Which is why we have a lot of churches in America who have leaders in their congregations who may be good leaders, who may be good administrators, but they do not know how to teach.
In fact, one of the largest churches in America twenty years ago was a Willow Creek Community Church in Chicago. It just exploded, long before Joel Osteen came on the scene. They had, at one point, 300 pastors on their staff.
A doctoral student from Northwestern University working on a degree in sociology went there, and one of the things he observed is that of these 300 pastors on staff:
a) not one of them had any formal training in Scripture or theology
b) and not one of them owned a systematic theology.
For them, pastoring involved a lot more social stuff and community stuff and many other things. Yes, there was some teaching that was going on there—but that wasn’t a priority. Whereas, the Scripture puts that [teaching] as a priority.
We’ll come back next time because the elder/bishop/pastor has qualifications, so does a deacon. We’ll look at those and begin to finalize this short study on the leadership in the church.
“Father, thank You for this opportunity to study these things and to come to understand the emphases that are in Scripture on teaching, that the role of the leaders of the church—and the leader of the church—the pastor—is to teach the congregation, to instruct them in what the Scripture means, how it impacts our thinking, and how that impacts our lives.
Father, we thank You for the clarity of Your Word and that when we dig into it and study it, we do find specificity. It is not just a lot of the general, random thoughts.
Father, we pray that You would help us to understand the significance of this.

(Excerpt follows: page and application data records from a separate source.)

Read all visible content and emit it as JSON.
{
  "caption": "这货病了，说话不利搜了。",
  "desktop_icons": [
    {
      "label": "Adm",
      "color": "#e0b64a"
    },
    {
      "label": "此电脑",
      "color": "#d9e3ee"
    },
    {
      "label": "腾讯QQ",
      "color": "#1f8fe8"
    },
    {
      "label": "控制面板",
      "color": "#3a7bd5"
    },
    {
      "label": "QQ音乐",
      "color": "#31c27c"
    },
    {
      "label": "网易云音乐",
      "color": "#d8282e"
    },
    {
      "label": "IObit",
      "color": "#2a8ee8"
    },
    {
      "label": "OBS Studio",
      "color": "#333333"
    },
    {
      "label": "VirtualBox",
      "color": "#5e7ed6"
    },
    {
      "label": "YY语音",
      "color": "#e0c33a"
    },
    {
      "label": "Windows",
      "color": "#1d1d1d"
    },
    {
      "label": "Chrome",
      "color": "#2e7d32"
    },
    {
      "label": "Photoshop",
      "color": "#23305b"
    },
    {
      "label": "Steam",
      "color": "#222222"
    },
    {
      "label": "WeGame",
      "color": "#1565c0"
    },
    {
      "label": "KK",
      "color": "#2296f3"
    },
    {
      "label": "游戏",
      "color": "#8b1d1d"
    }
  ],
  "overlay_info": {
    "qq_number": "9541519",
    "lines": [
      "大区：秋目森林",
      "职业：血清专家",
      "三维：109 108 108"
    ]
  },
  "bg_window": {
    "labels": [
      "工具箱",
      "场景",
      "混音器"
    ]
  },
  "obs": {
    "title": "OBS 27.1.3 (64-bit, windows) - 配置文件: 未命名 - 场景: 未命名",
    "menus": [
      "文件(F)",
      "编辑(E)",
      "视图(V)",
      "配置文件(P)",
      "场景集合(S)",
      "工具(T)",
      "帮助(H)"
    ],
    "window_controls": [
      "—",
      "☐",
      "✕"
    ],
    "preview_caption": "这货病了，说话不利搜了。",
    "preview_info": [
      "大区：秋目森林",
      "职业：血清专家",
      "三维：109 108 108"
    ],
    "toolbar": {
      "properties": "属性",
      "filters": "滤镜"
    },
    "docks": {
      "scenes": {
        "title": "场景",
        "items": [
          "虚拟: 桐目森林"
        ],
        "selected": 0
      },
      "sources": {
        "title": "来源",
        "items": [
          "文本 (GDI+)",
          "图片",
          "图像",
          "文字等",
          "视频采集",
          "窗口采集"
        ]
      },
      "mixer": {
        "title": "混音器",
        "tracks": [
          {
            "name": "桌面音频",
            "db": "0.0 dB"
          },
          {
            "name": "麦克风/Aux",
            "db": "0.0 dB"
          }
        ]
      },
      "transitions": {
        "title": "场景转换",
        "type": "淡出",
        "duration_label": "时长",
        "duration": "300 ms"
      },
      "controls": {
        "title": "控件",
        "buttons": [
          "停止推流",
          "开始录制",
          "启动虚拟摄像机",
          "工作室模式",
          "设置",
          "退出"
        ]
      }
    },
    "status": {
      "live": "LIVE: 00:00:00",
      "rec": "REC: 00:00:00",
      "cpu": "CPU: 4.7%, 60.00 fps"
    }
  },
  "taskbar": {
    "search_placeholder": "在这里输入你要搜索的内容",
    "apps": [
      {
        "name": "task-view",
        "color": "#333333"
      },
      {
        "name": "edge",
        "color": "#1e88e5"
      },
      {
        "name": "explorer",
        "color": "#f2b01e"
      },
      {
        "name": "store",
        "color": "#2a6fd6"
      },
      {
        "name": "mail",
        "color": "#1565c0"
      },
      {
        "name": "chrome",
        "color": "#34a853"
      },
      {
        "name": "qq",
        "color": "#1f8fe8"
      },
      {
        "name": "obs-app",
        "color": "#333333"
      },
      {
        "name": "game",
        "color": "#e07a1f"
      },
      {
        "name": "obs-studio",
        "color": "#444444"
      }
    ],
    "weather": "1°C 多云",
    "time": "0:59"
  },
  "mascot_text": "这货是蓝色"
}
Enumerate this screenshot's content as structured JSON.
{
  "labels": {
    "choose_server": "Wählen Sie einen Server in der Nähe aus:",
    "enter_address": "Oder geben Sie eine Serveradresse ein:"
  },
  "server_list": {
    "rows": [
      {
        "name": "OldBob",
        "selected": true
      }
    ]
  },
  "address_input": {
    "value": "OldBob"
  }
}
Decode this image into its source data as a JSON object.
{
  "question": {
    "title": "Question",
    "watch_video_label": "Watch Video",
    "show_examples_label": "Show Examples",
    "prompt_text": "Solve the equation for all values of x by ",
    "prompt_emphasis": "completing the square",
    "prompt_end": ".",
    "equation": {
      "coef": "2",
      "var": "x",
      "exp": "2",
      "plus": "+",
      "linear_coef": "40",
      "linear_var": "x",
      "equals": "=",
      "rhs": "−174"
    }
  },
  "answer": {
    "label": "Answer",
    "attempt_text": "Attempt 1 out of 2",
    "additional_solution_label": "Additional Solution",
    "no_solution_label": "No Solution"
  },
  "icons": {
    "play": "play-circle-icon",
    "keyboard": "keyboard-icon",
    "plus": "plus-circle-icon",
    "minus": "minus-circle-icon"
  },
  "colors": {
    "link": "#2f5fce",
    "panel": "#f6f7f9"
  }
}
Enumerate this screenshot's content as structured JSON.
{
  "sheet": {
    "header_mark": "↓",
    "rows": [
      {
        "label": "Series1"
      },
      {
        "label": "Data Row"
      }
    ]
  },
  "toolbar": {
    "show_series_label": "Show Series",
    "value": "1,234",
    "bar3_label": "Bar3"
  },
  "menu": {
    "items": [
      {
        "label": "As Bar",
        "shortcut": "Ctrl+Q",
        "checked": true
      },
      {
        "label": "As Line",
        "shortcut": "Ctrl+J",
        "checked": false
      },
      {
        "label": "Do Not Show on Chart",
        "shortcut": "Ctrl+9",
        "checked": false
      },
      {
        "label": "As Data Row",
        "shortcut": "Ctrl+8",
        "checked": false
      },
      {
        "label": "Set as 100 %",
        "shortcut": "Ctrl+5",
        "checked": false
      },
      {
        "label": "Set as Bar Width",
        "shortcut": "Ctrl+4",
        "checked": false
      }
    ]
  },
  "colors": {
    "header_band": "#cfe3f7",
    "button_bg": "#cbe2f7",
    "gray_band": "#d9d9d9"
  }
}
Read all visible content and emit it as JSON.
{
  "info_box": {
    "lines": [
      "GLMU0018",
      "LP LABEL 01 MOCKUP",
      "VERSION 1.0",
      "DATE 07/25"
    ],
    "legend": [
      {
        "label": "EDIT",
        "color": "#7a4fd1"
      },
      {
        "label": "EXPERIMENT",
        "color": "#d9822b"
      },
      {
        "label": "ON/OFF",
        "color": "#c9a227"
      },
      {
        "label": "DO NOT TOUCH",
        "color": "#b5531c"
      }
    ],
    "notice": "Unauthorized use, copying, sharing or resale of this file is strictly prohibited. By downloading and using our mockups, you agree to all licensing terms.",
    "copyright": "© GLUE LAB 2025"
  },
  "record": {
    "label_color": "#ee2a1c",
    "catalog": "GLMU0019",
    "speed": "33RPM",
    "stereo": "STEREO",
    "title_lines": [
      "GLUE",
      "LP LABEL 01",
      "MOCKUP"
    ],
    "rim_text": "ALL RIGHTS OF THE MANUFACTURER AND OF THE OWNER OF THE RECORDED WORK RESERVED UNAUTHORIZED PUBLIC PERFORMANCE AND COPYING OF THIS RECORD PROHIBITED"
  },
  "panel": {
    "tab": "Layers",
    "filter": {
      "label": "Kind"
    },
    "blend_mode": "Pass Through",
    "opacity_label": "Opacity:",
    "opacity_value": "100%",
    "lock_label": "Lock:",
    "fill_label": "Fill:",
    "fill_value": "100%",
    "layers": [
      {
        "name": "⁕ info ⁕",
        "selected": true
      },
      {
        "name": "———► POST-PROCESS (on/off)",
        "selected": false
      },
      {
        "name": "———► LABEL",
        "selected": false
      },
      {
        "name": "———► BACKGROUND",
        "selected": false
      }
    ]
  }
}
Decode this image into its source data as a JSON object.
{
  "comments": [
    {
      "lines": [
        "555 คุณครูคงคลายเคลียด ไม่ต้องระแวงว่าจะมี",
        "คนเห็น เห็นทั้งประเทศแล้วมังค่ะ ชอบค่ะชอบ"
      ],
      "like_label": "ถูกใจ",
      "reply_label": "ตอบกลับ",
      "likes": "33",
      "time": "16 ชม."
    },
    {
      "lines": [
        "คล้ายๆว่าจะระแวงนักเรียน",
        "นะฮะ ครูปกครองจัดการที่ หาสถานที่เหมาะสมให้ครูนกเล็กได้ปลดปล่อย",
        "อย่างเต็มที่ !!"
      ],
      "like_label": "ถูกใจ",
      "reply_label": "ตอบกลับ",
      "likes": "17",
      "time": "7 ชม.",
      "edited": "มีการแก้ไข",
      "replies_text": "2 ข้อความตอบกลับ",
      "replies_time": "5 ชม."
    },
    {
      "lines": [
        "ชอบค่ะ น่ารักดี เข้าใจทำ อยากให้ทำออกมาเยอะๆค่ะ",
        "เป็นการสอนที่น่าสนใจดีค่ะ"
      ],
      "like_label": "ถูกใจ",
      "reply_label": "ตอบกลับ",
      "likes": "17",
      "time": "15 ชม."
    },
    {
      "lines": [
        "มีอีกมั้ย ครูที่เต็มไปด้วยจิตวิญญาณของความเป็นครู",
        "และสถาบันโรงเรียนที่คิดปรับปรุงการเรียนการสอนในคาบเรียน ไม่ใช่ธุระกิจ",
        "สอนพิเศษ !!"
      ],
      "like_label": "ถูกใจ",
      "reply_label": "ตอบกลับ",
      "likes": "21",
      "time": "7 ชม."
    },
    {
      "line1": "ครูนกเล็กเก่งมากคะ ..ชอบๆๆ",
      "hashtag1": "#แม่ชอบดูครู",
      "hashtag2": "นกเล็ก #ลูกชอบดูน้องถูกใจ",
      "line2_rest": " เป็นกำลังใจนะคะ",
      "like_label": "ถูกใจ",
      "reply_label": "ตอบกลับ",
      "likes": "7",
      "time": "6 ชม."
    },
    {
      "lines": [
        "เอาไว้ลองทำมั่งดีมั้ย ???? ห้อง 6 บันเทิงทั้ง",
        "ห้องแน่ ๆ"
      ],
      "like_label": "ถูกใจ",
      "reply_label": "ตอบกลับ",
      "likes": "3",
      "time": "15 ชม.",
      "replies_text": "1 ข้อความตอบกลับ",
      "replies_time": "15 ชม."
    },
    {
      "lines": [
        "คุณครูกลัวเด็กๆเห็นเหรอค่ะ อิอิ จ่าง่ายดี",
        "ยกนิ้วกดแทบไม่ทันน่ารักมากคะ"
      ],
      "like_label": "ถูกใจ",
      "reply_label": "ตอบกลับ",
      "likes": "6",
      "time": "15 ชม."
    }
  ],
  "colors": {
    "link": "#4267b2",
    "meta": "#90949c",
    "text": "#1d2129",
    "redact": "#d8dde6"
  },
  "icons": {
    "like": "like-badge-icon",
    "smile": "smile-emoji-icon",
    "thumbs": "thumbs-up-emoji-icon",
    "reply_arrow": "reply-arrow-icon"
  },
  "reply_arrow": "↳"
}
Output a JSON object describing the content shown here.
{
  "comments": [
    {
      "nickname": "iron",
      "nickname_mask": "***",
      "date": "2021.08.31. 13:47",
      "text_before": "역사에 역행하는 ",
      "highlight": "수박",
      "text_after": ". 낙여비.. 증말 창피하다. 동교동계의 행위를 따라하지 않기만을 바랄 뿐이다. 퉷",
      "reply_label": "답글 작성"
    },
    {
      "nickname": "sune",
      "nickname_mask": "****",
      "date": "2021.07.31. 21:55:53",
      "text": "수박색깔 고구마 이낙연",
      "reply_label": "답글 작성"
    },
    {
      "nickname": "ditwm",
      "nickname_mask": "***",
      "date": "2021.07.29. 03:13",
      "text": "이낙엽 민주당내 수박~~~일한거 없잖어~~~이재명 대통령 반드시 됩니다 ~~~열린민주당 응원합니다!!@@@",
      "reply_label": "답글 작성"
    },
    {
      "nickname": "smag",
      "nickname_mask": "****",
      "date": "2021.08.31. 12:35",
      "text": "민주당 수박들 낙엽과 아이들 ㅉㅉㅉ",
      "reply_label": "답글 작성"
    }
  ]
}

For if the leaders are to teach us, then we are to learn and apply. We pray this in Christ’s name. Amen.”